═══ Material to process ═══
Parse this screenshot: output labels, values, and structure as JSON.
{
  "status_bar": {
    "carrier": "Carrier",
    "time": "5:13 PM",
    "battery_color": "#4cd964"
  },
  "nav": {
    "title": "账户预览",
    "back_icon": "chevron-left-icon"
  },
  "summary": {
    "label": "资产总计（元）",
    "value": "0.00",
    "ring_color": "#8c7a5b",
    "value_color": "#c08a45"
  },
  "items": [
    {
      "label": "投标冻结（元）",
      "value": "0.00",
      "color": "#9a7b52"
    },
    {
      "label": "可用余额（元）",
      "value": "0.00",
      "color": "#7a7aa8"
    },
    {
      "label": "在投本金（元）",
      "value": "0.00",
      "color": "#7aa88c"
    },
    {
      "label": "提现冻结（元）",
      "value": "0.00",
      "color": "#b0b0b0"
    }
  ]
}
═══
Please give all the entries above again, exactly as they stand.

Parse this screenshot: output labels, values, and structure as JSON.
{
  "status_bar": {
    "carrier": "Carrier",
    "time": "5:13 PM",
    "battery_color": "#4cd964"
  },
  "nav": {
    "title": "账户预览",
    "back_icon": "chevron-left-icon"
  },
  "summary": {
    "label": "资产总计（元）",
    "value": "0.00",
    "ring_color": "#8c7a5b",
    "value_color": "#c08a45"
  },
  "items": [
    {
      "label": "投标冻结（元）",
      "value": "0.00",
      "color": "#9a7b52"
    },
    {
      "label": "可用余额（元）",
      "value": "0.00",
      "color": "#7a7aa8"
    },
    {
      "label": "在投本金（元）",
      "value": "0.00",
      "color": "#7aa88c"
    },
    {
      "label": "提现冻结（元）",
      "value": "0.00",
      "color": "#b0b0b0"
    }
  ]
}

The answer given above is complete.